BEGIN Supplied information

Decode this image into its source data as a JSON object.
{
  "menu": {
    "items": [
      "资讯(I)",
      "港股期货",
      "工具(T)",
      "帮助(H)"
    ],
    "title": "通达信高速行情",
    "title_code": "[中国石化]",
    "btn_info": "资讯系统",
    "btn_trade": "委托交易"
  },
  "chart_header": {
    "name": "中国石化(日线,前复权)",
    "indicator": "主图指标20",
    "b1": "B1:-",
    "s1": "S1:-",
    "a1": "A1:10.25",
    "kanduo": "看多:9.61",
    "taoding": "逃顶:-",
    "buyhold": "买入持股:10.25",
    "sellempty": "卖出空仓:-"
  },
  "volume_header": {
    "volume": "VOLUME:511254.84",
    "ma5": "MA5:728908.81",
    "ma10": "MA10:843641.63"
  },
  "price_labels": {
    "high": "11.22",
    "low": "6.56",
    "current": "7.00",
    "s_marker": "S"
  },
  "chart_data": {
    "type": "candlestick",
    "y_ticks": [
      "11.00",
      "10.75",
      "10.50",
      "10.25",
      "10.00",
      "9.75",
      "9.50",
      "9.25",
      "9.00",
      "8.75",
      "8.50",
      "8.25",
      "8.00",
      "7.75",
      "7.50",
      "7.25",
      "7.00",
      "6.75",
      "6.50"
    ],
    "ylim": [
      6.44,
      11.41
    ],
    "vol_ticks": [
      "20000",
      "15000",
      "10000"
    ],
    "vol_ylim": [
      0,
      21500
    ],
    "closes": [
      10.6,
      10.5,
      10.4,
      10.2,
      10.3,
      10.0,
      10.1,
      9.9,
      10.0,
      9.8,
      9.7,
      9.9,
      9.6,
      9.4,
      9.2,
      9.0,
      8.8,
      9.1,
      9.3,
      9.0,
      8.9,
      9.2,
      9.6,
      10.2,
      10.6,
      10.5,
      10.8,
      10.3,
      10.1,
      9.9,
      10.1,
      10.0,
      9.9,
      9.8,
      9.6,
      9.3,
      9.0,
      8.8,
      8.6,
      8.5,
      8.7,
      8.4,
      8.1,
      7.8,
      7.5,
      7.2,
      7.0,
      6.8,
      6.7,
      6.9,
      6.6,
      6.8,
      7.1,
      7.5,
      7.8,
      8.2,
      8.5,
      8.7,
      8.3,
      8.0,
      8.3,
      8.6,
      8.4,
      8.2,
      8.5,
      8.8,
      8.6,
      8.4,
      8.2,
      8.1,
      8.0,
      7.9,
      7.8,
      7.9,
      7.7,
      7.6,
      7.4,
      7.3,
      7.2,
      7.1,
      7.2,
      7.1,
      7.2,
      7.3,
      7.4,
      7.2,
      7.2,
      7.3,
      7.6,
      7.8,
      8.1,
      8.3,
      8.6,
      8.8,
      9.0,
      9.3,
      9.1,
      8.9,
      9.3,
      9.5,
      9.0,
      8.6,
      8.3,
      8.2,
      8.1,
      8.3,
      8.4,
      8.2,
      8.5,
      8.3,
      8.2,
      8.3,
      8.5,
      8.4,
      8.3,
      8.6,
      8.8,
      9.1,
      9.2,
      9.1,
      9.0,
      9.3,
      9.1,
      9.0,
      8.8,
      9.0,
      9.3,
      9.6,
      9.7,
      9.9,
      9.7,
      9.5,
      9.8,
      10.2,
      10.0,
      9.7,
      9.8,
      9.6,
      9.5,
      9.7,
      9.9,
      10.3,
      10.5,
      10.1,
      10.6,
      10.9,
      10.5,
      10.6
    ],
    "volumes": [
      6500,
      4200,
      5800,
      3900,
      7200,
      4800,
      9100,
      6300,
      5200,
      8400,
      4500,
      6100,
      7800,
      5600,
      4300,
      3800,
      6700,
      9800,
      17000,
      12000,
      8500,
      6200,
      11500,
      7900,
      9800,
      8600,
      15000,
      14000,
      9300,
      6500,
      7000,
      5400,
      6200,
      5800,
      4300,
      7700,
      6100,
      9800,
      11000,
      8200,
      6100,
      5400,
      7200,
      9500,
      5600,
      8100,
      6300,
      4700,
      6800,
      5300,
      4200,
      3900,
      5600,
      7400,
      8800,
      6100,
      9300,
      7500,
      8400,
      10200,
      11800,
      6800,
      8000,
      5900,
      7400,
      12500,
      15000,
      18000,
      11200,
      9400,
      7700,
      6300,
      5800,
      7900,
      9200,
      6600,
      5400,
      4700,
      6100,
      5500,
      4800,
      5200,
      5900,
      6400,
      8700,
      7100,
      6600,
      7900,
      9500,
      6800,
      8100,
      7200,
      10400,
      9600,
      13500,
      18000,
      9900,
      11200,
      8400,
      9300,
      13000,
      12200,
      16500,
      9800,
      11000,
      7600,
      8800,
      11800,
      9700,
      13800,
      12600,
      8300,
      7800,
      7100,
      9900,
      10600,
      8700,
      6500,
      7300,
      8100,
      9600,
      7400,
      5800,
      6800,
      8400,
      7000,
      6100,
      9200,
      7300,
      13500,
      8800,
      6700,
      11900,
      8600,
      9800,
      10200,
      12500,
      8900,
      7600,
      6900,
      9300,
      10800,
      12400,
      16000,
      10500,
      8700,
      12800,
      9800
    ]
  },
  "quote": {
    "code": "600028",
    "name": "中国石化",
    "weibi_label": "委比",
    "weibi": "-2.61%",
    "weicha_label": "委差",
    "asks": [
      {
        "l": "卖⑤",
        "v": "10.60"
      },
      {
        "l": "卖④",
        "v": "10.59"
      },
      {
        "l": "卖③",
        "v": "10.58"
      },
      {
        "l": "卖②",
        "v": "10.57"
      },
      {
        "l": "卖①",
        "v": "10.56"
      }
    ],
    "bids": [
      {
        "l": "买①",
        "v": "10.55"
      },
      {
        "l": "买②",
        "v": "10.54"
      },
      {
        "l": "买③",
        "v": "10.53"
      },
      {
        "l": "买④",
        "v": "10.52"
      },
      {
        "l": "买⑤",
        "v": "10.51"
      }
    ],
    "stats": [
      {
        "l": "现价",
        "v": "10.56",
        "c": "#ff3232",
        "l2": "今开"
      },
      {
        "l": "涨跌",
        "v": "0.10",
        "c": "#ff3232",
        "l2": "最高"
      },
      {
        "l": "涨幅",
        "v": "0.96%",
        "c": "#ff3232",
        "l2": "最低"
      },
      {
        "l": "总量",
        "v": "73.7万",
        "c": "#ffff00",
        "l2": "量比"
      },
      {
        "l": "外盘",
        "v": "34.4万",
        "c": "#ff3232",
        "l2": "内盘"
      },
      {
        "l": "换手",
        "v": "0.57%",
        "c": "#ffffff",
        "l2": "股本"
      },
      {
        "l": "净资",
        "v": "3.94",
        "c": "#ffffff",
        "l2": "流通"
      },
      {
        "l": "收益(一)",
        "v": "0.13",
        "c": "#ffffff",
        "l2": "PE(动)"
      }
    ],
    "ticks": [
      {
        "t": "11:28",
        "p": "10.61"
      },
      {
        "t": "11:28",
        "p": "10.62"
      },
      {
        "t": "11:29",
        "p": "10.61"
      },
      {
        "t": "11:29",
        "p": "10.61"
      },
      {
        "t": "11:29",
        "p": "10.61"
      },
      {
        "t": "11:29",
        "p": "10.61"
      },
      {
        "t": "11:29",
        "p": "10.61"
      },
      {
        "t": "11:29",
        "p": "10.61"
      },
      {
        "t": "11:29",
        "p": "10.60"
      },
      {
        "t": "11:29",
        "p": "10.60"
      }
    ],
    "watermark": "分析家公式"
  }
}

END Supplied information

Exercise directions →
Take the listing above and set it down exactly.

Answer for the task →
Decode this image into its source data as a JSON object.
{
  "menu": {
    "items": [
      "资讯(I)",
      "港股期货",
      "工具(T)",
      "帮助(H)"
    ],
    "title": "通达信高速行情",
    "title_code": "[中国石化]",
    "btn_info": "资讯系统",
    "btn_trade": "委托交易"
  },
  "chart_header": {
    "name": "中国石化(日线,前复权)",
    "indicator": "主图指标20",
    "b1": "B1:-",
    "s1": "S1:-",
    "a1": "A1:10.25",
    "kanduo": "看多:9.61",
    "taoding": "逃顶:-",
    "buyhold": "买入持股:10.25",
    "sellempty": "卖出空仓:-"
  },
  "volume_header": {
    "volume": "VOLUME:511254.84",
    "ma5": "MA5:728908.81",
    "ma10": "MA10:843641.63"
  },
  "price_labels": {
    "high": "11.22",
    "low": "6.56",
    "current": "7.00",
    "s_marker": "S"
  },
  "chart_data": {
    "type": "candlestick",
    "y_ticks": [
      "11.00",
      "10.75",
      "10.50",
      "10.25",
      "10.00",
      "9.75",
      "9.50",
      "9.25",
      "9.00",
      "8.75",
      "8.50",
      "8.25",
      "8.00",
      "7.75",
      "7.50",
      "7.25",
      "7.00",
      "6.75",
      "6.50"
    ],
    "ylim": [
      6.44,
      11.41
    ],
    "vol_ticks": [
      "20000",
      "15000",
      "10000"
    ],
    "vol_ylim": [
      0,
      21500
    ],
    "closes": [
      10.6,
      10.5,
      10.4,
      10.2,
      10.3,
      10.0,
      10.1,
      9.9,
      10.0,
      9.8,
      9.7,
      9.9,
      9.6,
      9.4,
      9.2,
      9.0,
      8.8,
      9.1,
      9.3,
      9.0,
      8.9,
      9.2,
      9.6,
      10.2,
      10.6,
      10.5,
      10.8,
      10.3,
      10.1,
      9.9,
      10.1,
      10.0,
      9.9,
      9.8,
      9.6,
      9.3,
      9.0,
      8.8,
      8.6,
      8.5,
      8.7,
      8.4,
      8.1,
      7.8,
      7.5,
      7.2,
      7.0,
      6.8,
      6.7,
      6.9,
      6.6,
      6.8,
      7.1,
      7.5,
      7.8,
      8.2,
      8.5,
      8.7,
      8.3,
      8.0,
      8.3,
      8.6,
      8.4,
      8.2,
      8.5,
      8.8,
      8.6,
      8.4,
      8.2,
      8.1,
      8.0,
      7.9,
      7.8,
      7.9,
      7.7,
      7.6,
      7.4,
      7.3,
      7.2,
      7.1,
      7.2,
      7.1,
      7.2,
      7.3,
      7.4,
      7.2,
      7.2,
      7.3,
      7.6,
      7.8,
      8.1,
      8.3,
      8.6,
      8.8,
      9.0,
      9.3,
      9.1,
      8.9,
      9.3,
      9.5,
      9.0,
      8.6,
      8.3,
      8.2,
      8.1,
      8.3,
      8.4,
      8.2,
      8.5,
      8.3,
      8.2,
      8.3,
      8.5,
      8.4,
      8.3,
      8.6,
      8.8,
      9.1,
      9.2,
      9.1,
      9.0,
      9.3,
      9.1,
      9.0,
      8.8,
      9.0,
      9.3,
      9.6,
      9.7,
      9.9,
      9.7,
      9.5,
      9.8,
      10.2,
      10.0,
      9.7,
      9.8,
      9.6,
      9.5,
      9.7,
      9.9,
      10.3,
      10.5,
      10.1,
      10.6,
      10.9,
      10.5,
      10.6
    ],
    "volumes": [
      6500,
      4200,
      5800,
      3900,
      7200,
      4800,
      9100,
      6300,
      5200,
      8400,
      4500,
      6100,
      7800,
      5600,
      4300,
      3800,
      6700,
      9800,
      17000,
      12000,
      8500,
      6200,
      11500,
      7900,
      9800,
      8600,
      15000,
      14000,
      9300,
      6500,
      7000,
      5400,
      6200,
      5800,
      4300,
      7700,
      6100,
      9800,
      11000,
      8200,
      6100,
      5400,
      7200,
      9500,
      5600,
      8100,
      6300,
      4700,
      6800,
      5300,
      4200,
      3900,
      5600,
      7400,
      8800,
      6100,
      9300,
      7500,
      8400,
      10200,
      11800,
      6800,
      8000,
      5900,
      7400,
      12500,
      15000,
      18000,
      11200,
      9400,
      7700,
      6300,
      5800,
      7900,
      9200,
      6600,
      5400,
      4700,
      6100,
      5500,
      4800,
      5200,
      5900,
      6400,
      8700,
      7100,
      6600,
      7900,
      9500,
      6800,
      8100,
      7200,
      10400,
      9600,
      13500,
      18000,
      9900,
      11200,
      8400,
      9300,
      13000,
      12200,
      16500,
      9800,
      11000,
      7600,
      8800,
      11800,
      9700,
      13800,
      12600,
      8300,
      7800,
      7100,
      9900,
      10600,
      8700,
      6500,
      7300,
      8100,
      9600,
      7400,
      5800,
      6800,
      8400,
      7000,
      6100,
      9200,
      7300,
      13500,
      8800,
      6700,
      11900,
      8600,
      9800,
      10200,
      12500,
      8900,
      7600,
      6900,
      9300,
      10800,
      12400,
      16000,
      10500,
      8700,
      12800,
      9800
    ]
  },
  "quote": {
    "code": "600028",
    "name": "中国石化",
    "weibi_label": "委比",
    "weibi": "-2.61%",
    "weicha_label": "委差",
    "asks": [
      {
        "l": "卖⑤",
        "v": "10.60"
      },
      {
        "l": "卖④",
        "v": "10.59"
      },
      {
        "l": "卖③",
        "v": "10.58"
      },
      {
        "l": "卖②",
        "v": "10.57"
      },
      {
        "l": "卖①",
        "v": "10.56"
      }
    ],
    "bids": [
      {
        "l": "买①",
        "v": "10.55"
      },
      {
        "l": "买②",
        "v": "10.54"
      },
      {
        "l": "买③",
        "v": "10.53"
      },
      {
        "l": "买④",
        "v": "10.52"
      },
      {
        "l": "买⑤",
        "v": "10.51"
      }
    ],
    "stats": [
      {
        "l": "现价",
        "v": "10.56",
        "c": "#ff3232",
        "l2": "今开"
      },
      {
        "l": "涨跌",
        "v": "0.10",
        "c": "#ff3232",
        "l2": "最高"
      },
      {
        "l": "涨幅",
        "v": "0.96%",
        "c": "#ff3232",
        "l2": "最低"
      },
      {
        "l": "总量",
        "v": "73.7万",
        "c": "#ffff00",
        "l2": "量比"
      },
      {
        "l": "外盘",
        "v": "34.4万",
        "c": "#ff3232",
        "l2": "内盘"
      },
      {
        "l": "换手",
        "v": "0.57%",
        "c": "#ffffff",
        "l2": "股本"
      },
      {
        "l": "净资",
        "v": "3.94",
        "c": "#ffffff",
        "l2": "流通"
      },
      {
        "l": "收益(一)",
        "v": "0.13",
        "c": "#ffffff",
        "l2": "PE(动)"
      }
    ],
    "ticks": [
      {
        "t": "11:28",
        "p": "10.61"
      },
      {
        "t": "11:28",
        "p": "10.62"
      },
      {
        "t": "11:29",
        "p": "10.61"
      },
      {
        "t": "11:29",
        "p": "10.61"
      },
      {
        "t": "11:29",
        "p": "10.61"
      },
      {
        "t": "11:29",
        "p": "10.61"
      },
      {
        "t": "11:29",
        "p": "10.61"
      },
      {
        "t": "11:29",
        "p": "10.61"
      },
      {
        "t": "11:29",
        "p": "10.60"
      },
      {
        "t": "11:29",
        "p": "10.60"
      }
    ],
    "watermark": "分析家公式"
  }
}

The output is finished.